Please return every line of the records below that contains the word "value".

━━ Given records

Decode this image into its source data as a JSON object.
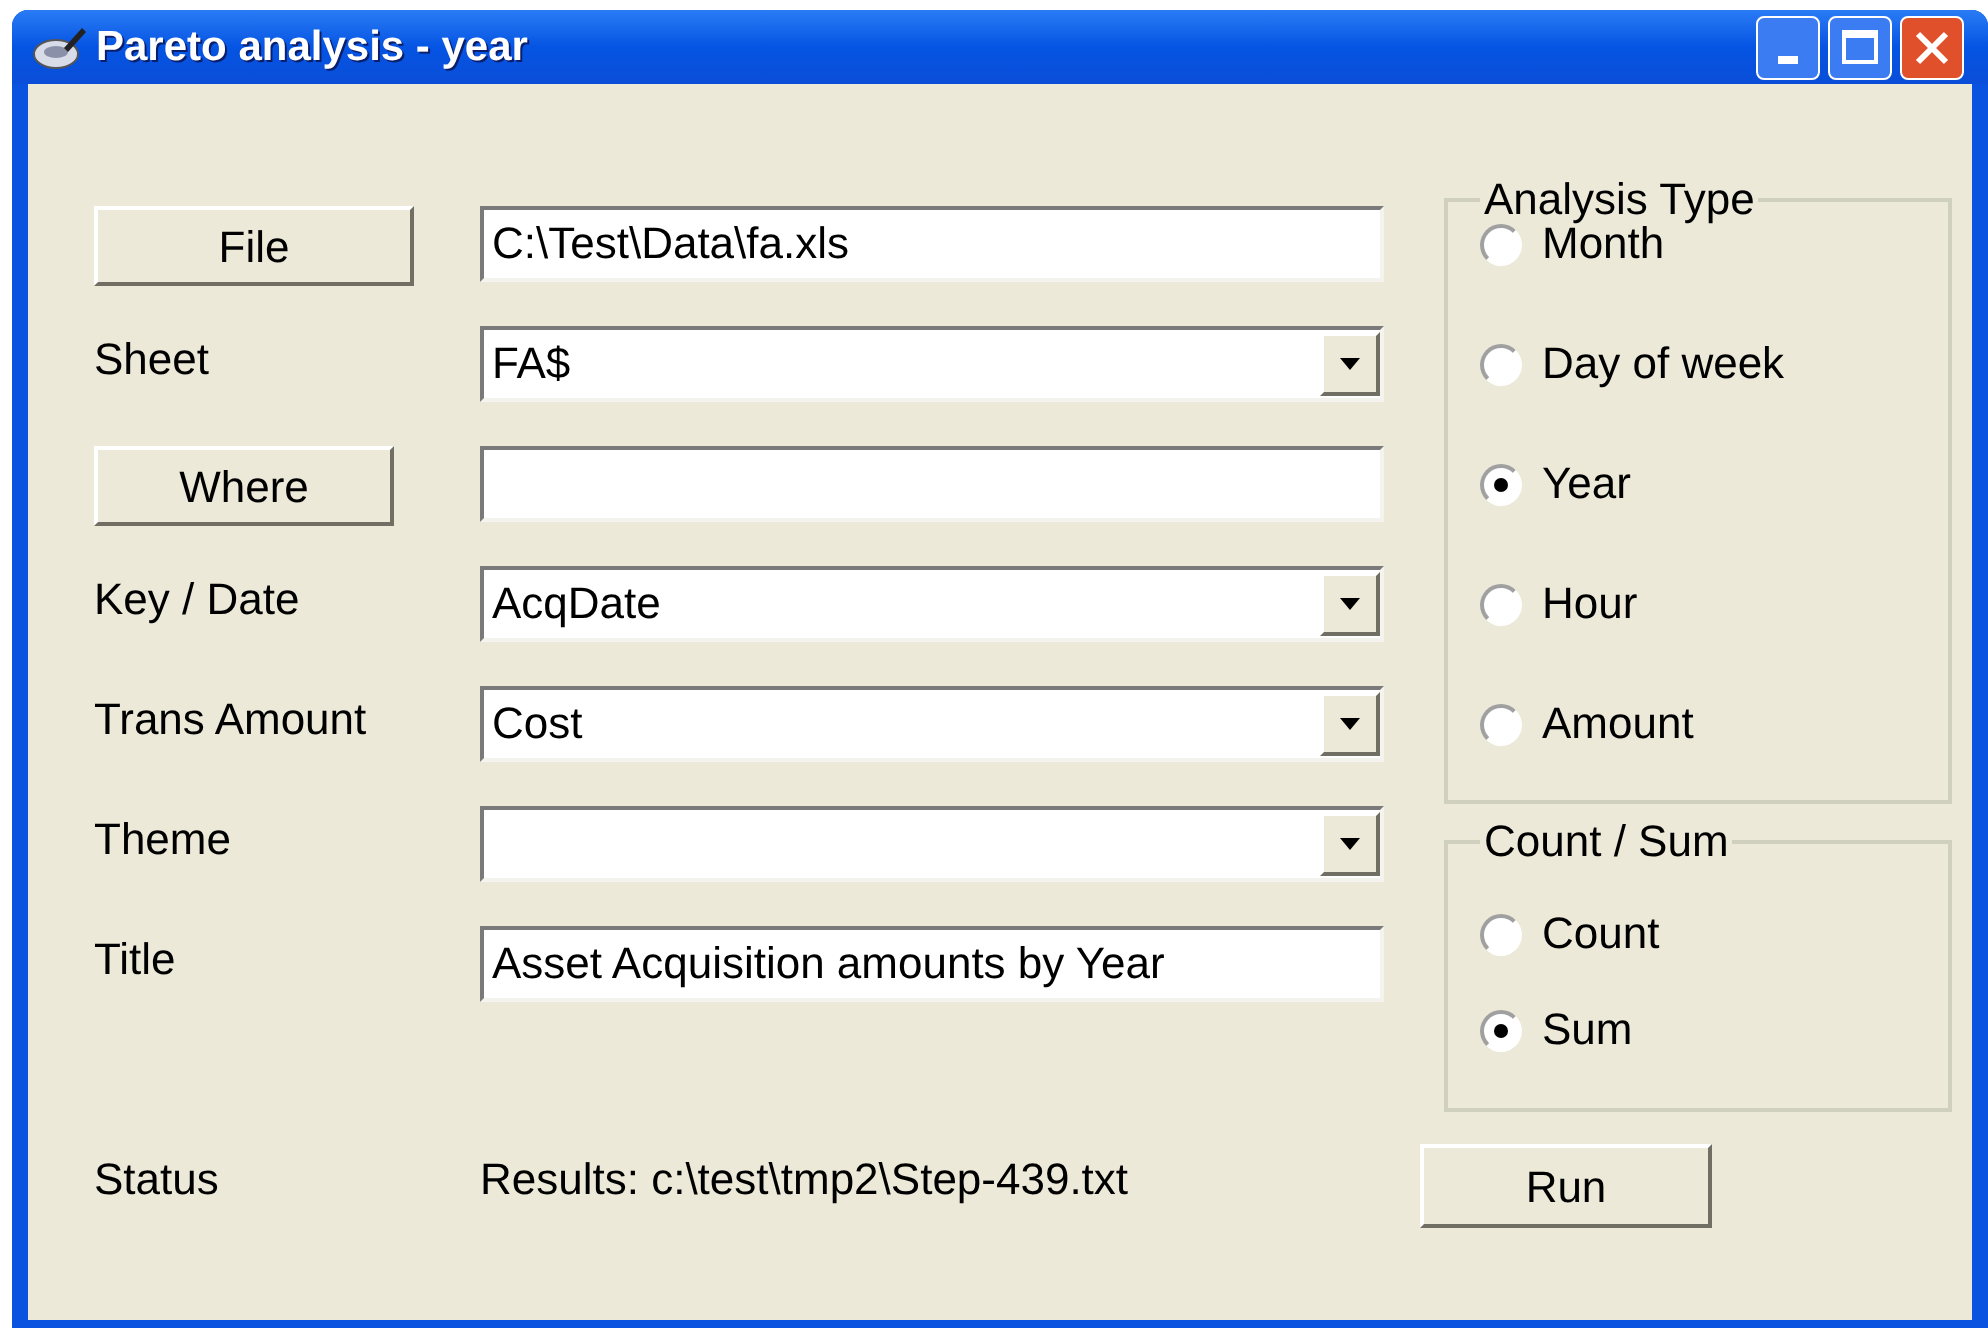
{
  "window": {
    "title": "Pareto analysis - year"
  },
  "form": [
    {
      "label": {
        "kind": "button",
        "text": "File"
      },
      "field": {
        "kind": "text",
        "value": "C:\\Test\\Data\\fa.xls"
      }
    },
    {
      "label": {
        "kind": "text",
        "text": "Sheet"
      },
      "field": {
        "kind": "combo",
        "value": "FA$"
      }
    },
    {
      "label": {
        "kind": "button",
        "text": "Where"
      },
      "field": {
        "kind": "text"
      }
    },
    {
      "label": {
        "kind": "text",
        "text": "Key / Date"
      },
      "field": {
        "kind": "combo",
        "value": "AcqDate"
      }
    },
    {
      "label": {
        "kind": "text",
        "text": "Trans Amount"
      },
      "field": {
        "kind": "combo",
        "value": "Cost"
      }
    },
    {
      "label": {
        "kind": "text",
        "text": "Theme"
      },
      "field": {
        "kind": "combo"
      }
    },
    {
      "label": {
        "kind": "text",
        "text": "Title"
      },
      "field": {
        "kind": "text",
        "value": "Asset Acquisition amounts by Year"
      }
    }
  ],
  "groups": [
    {
      "legend": "Analysis Type",
      "options": [
        {
          "label": "Month",
          "selected": false
        },
        {
          "label": "Day of week",
          "selected": false
        },
        {
          "label": "Year",
          "selected": true
        },
        {
          "label": "Hour",
          "selected": false
        },
        {
          "label": "Amount",
          "selected": false
        }
      ]
    },
    {
      "legend": "Count / Sum",
      "options": [
        {
          "label": "Count",
          "selected": false
        },
        {
          "label": "Sum",
          "selected": true
        }
      ]
    }
  ],
  "status": {
    "label": "Status",
    "text": "Results: c:\\test\\tmp2\\Step-439.txt"
  },
  "run_button": "Run"
}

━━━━

## Answer to this task
        "value": "C:\\Test\\Data\\fa.xls"
        "value": "FA$"
        "value": "AcqDate"
        "value": "Cost"
        "value": "Asset Acquisition amounts by Year"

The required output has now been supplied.